Carl-Uno Manros, Chair, led the Internet Printing Protocol (IPP) WG session. Around 19 people attended.


Carl-Uno said that the IPP Extensions work was not formalized by IESG but the group has almost completed the work anyway. Ned Freed later indicated that he would prefer to pursue a modification to the existing IPP WG Charter rather than create a separate WG for these activities. However, he only supports this approach if there is general interest in the group to do so.

A timeline diagram showed that the first two IPP Bake-offs were held in 1998 and 1999. Current plan for Bake-off 3 is in October 2000, and expected IPP/1.1 Extensions Bake-off in 2001.

Finished Internet-Drafts:

Carl-Uno provided the list of Internet-Drafts on Notifications:








He noted that there is no MANDATORY Notification method according to the current Internet-Drafts. Both 'mailto' and 'indp' are described as methods that SHOULD be supported.

Bob Herriot provided slides that gave a "Quick Summary of Notifications". He briefly described the following items:

Bob gave more detail on each of the individual notification delivery methods, and a simple example of an IPP Notification.

He asked, "Should any of the Delivery Methods be REQUIRED? If so, which one(s)?"

Carl-Uno asked Ned Freed (Applications Area Director) his opinion on Bob's question. Ned was surprised that the Internet-Drafts were modified to SHOULD support. He asked what the objections were to making any method(s) MANDATORY.

Ned suggested a compromise: If you implement user notification, then you MUST do mailto. If you implement machine notification, then you MUST do indp. After further discussion, this did not seem to be an adequate conclusion. Ned then volunteered to discuss this issue further with the other Area Director and IESG members. He warned that his response on this topic might take a while. Several other WGs have recently submitted Internet-Drafts that will occupy his time in the near future.

Bob Herriot then asked a question about using HTTP Chunking with regard to notification messages. He asked the group whether HTTP proxies support chunking:

But none of the attendees could provide an answer. Ned suggested that Bob should forward the question to the HTTP reflector.

Carl-Uno listed a few other Internet-Drafts that the group has also been working on:

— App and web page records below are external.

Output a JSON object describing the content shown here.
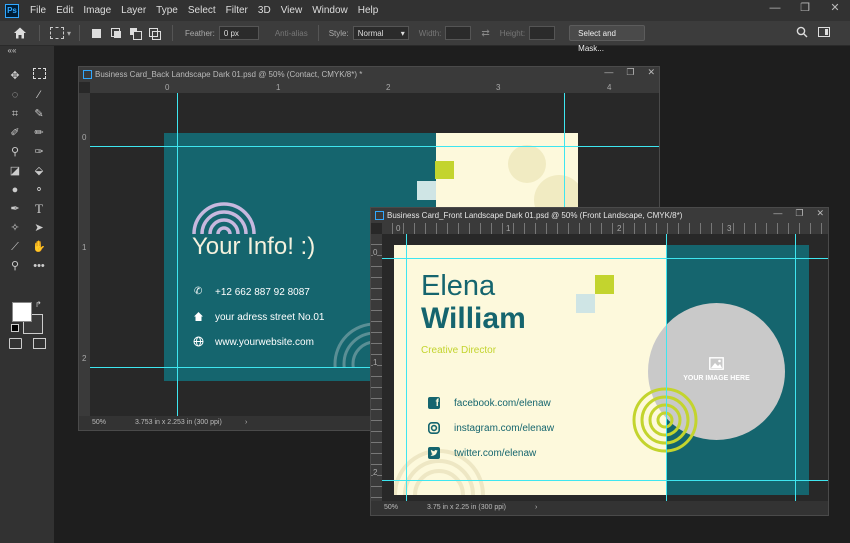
{
  "menubar": {
    "logo": "Ps",
    "items": [
      "File",
      "Edit",
      "Image",
      "Layer",
      "Type",
      "Select",
      "Filter",
      "3D",
      "View",
      "Window",
      "Help"
    ],
    "controls": [
      "—",
      "❐",
      "✕"
    ]
  },
  "options": {
    "feather_label": "Feather:",
    "feather_value": "0 px",
    "antialias_label": "Anti-alias",
    "style_label": "Style:",
    "style_value": "Normal",
    "width_label": "Width:",
    "height_label": "Height:",
    "select_mask_label": "Select and Mask..."
  },
  "back_doc": {
    "title": "Business Card_Back Landscape Dark 01.psd @ 50% (Contact, CMYK/8*) *",
    "ruler_h": [
      "0",
      "1",
      "2",
      "3",
      "4"
    ],
    "ruler_v": [
      "0",
      "1",
      "2"
    ],
    "heading": "Your Info! :)",
    "phone": "+12 662 887 92 8087",
    "address": "your adress street No.01",
    "website": "www.yourwebsite.com",
    "zoom": "50%",
    "dimensions": "3.753 in x 2.253 in (300 ppi)"
  },
  "front_doc": {
    "title": "Business Card_Front Landscape Dark 01.psd @ 50% (Front Landscape, CMYK/8*)",
    "ruler_h": [
      "0",
      "1",
      "2",
      "3"
    ],
    "ruler_v": [
      "0",
      "1",
      "2"
    ],
    "first_name": "Elena",
    "last_name": "William",
    "role": "Creative Director",
    "facebook": "facebook.com/elenaw",
    "instagram": "instagram.com/elenaw",
    "twitter": "twitter.com/elenaw",
    "image_placeholder": "YOUR IMAGE HERE",
    "zoom": "50%",
    "dimensions": "3.75 in x 2.25 in (300 ppi)"
  },
  "colors": {
    "teal": "#15656e",
    "cream": "#fdf9dc",
    "lime": "#c3d42e",
    "guide": "#3ee6f0"
  }
}
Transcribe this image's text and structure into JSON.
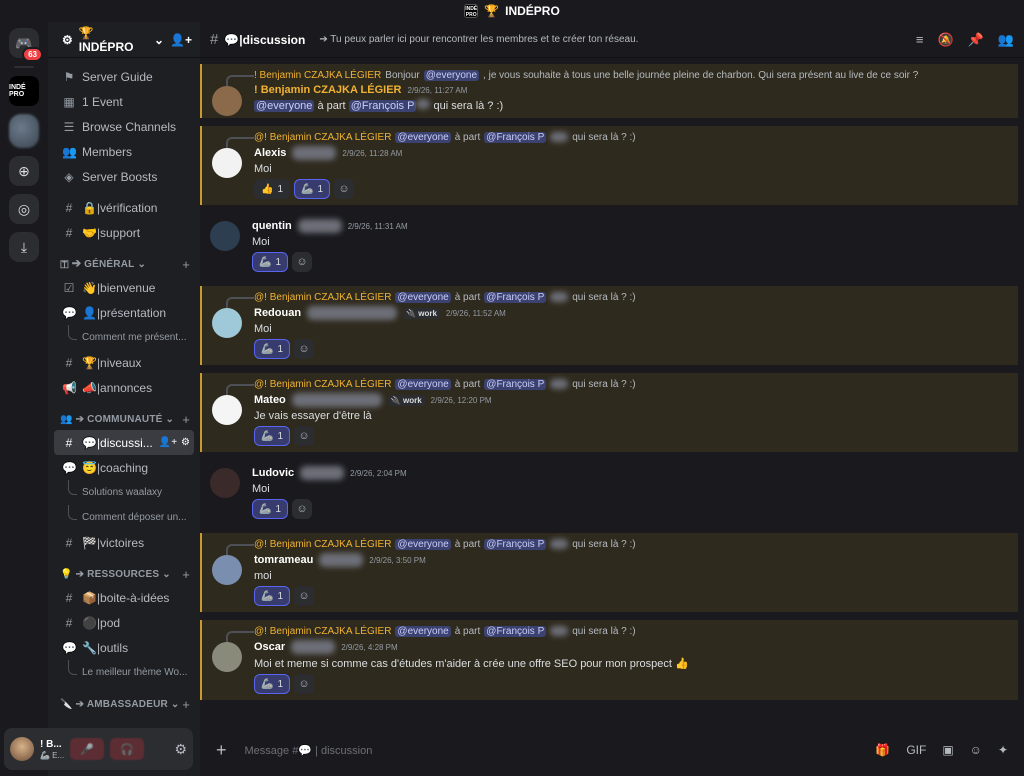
{
  "window": {
    "title": "INDÉPRO",
    "title_icon": "🏆",
    "logo_text": "INDÉ PRO"
  },
  "rail": {
    "dm_badge": "63",
    "indepro_logo": "INDÉ PRO"
  },
  "sidebar": {
    "guild_name": "🏆 INDÉPRO",
    "top_items": [
      {
        "icon": "server-guide",
        "label": "Server Guide"
      },
      {
        "icon": "calendar",
        "label": "1 Event"
      },
      {
        "icon": "browse",
        "label": "Browse Channels"
      },
      {
        "icon": "members",
        "label": "Members"
      },
      {
        "icon": "boost",
        "label": "Server Boosts"
      }
    ],
    "channels_top": [
      {
        "label": "🔒|vérification"
      },
      {
        "label": "🤝|support"
      }
    ],
    "cat_general": "🇹 ➔ GÉNÉRAL",
    "general": [
      {
        "label": "👋|bienvenue"
      },
      {
        "label": "👤|présentation"
      }
    ],
    "general_thread": "Comment me présent...",
    "general2": [
      {
        "label": "🏆|niveaux"
      },
      {
        "label": "📣|annonces"
      }
    ],
    "cat_communaute": "👥 ➔ COMMUNAUTÉ",
    "active_channel": "💬|discussi...",
    "coaching": "😇|coaching",
    "coaching_threads": [
      "Solutions waalaxy",
      "Comment déposer un..."
    ],
    "victoires": "🏁|victoires",
    "cat_ressources": "💡 ➔ RESSOURCES",
    "ressources": [
      {
        "label": "📦|boite-à-idées"
      },
      {
        "label": "⚫|pod"
      },
      {
        "label": "🔧|outils"
      }
    ],
    "outils_thread": "Le meilleur thème Wo...",
    "cat_ambassadeur": "🔪 ➔ AMBASSADEUR"
  },
  "user_panel": {
    "name": "! B...",
    "status": "🦾 E..."
  },
  "channel": {
    "name": "💬|discussion",
    "topic": "➔ Tu peux parler ici pour rencontrer les membres et te créer ton réseau."
  },
  "messages": [
    {
      "highlight": true,
      "reply": {
        "author": "! Benjamin CZAJKA LÉGIER",
        "pre": "Bonjour",
        "mention": "@everyone",
        "post": ", je vous souhaite à tous une belle journée pleine de charbon. Qui sera présent au live de ce soir ?"
      },
      "author": "! Benjamin CZAJKA LÉGIER",
      "author_gold": true,
      "timestamp": "2/9/26, 11:27 AM",
      "text_mention1": "@everyone",
      "text_mid": "à part",
      "text_mention2": "@François P",
      "text_post": "qui sera là ? :)",
      "avatar": "#8a6a4a"
    },
    {
      "highlight": true,
      "reply": {
        "author": "@! Benjamin CZAJKA LÉGIER",
        "mention": "@everyone",
        "mid": "à part",
        "mention2": "@François P",
        "post": "qui sera là ? :)"
      },
      "author": "Alexis",
      "timestamp": "2/9/26, 11:28 AM",
      "text": "Moi",
      "reactions": [
        {
          "emoji": "👍",
          "count": "1",
          "me": false
        },
        {
          "emoji": "🦾",
          "count": "1",
          "me": true
        }
      ],
      "avatar": "#f2f2f2"
    },
    {
      "highlight": false,
      "author": "quentin",
      "timestamp": "2/9/26, 11:31 AM",
      "text": "Moi",
      "reactions": [
        {
          "emoji": "🦾",
          "count": "1",
          "me": true
        }
      ],
      "avatar": "#2c3e50"
    },
    {
      "highlight": true,
      "reply": {
        "author": "@! Benjamin CZAJKA LÉGIER",
        "mention": "@everyone",
        "mid": "à part",
        "mention2": "@François P",
        "post": "qui sera là ? :)"
      },
      "author": "Redouan",
      "tag": "🔌 work",
      "timestamp": "2/9/26, 11:52 AM",
      "text": "Moi",
      "reactions": [
        {
          "emoji": "🦾",
          "count": "1",
          "me": true
        }
      ],
      "avatar": "#9fc9d8"
    },
    {
      "highlight": true,
      "reply": {
        "author": "@! Benjamin CZAJKA LÉGIER",
        "mention": "@everyone",
        "mid": "à part",
        "mention2": "@François P",
        "post": "qui sera là ? :)"
      },
      "author": "Mateo",
      "tag": "🔌 work",
      "timestamp": "2/9/26, 12:20 PM",
      "text": "Je vais essayer d'être là",
      "reactions": [
        {
          "emoji": "🦾",
          "count": "1",
          "me": true
        }
      ],
      "avatar": "#f5f5f5"
    },
    {
      "highlight": false,
      "author": "Ludovic",
      "timestamp": "2/9/26, 2:04 PM",
      "text": "Moi",
      "reactions": [
        {
          "emoji": "🦾",
          "count": "1",
          "me": true
        }
      ],
      "avatar": "#3a2a2a"
    },
    {
      "highlight": true,
      "reply": {
        "author": "@! Benjamin CZAJKA LÉGIER",
        "mention": "@everyone",
        "mid": "à part",
        "mention2": "@François P",
        "post": "qui sera là ? :)"
      },
      "author": "tomrameau",
      "timestamp": "2/9/26, 3:50 PM",
      "text": "moi",
      "reactions": [
        {
          "emoji": "🦾",
          "count": "1",
          "me": true
        }
      ],
      "avatar": "#7a8fb0"
    },
    {
      "highlight": true,
      "reply": {
        "author": "@! Benjamin CZAJKA LÉGIER",
        "mention": "@everyone",
        "mid": "à part",
        "mention2": "@François P",
        "post": "qui sera là ? :)"
      },
      "author": "Oscar",
      "timestamp": "2/9/26, 4:28 PM",
      "text": "Moi et meme si comme cas d'études m'aider à crée une offre SEO pour mon prospect 👍",
      "reactions": [
        {
          "emoji": "🦾",
          "count": "1",
          "me": true
        }
      ],
      "avatar": "#8a8a7a"
    }
  ],
  "composer": {
    "placeholder": "Message #💬 | discussion"
  }
}
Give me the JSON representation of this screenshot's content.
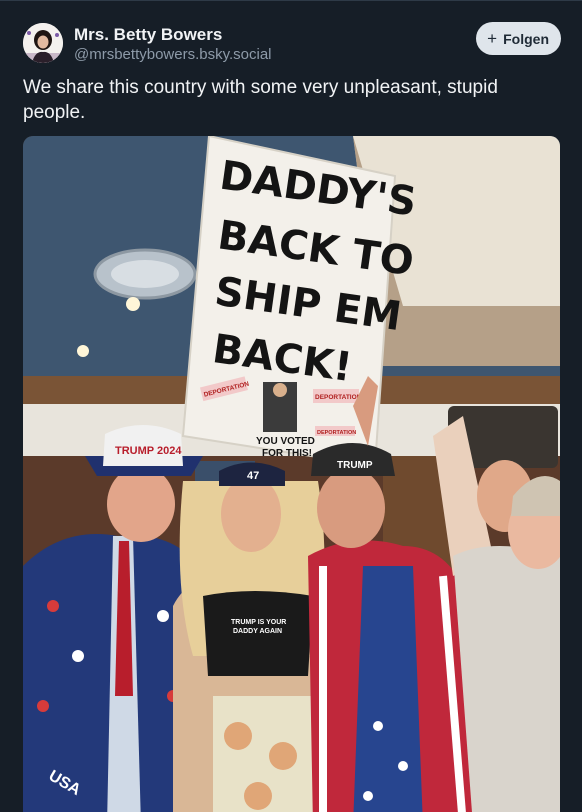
{
  "author": {
    "display_name": "Mrs. Betty Bowers",
    "handle": "@mrsbettybowers.bsky.social"
  },
  "follow_button": {
    "icon": "plus-icon",
    "label": "Folgen"
  },
  "post": {
    "text": "We share this country with some very unpleasant, stupid people."
  },
  "image": {
    "sign_lines": [
      "DADDY'S",
      "BACK TO",
      "SHIP EM",
      "BACK!"
    ],
    "sign_stickers": [
      "DEPORTATION",
      "DEPORTATION",
      "DEPORTATION"
    ],
    "sign_caption_lines": [
      "YOU VOTED",
      "FOR THIS!"
    ],
    "hat_left": "TRUMP 2024",
    "hat_center": "47",
    "hat_right": "TRUMP",
    "shirt_lines": [
      "TRUMP IS YOUR",
      "DADDY AGAIN"
    ],
    "suit_text": "USA"
  },
  "colors": {
    "background": "#161e27",
    "text_primary": "#f1f3f5",
    "text_secondary": "#8d9aa8",
    "button_bg": "#dfe5eb",
    "button_text": "#1f2a36"
  }
}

Future Activity in 2000:

Carl-Uno gave some information about QualDocs:

Details on the 3rd IPP Bake-off:

IPP and Linux:

Meeting adjourned.


Internet Printing Protocol (IPP)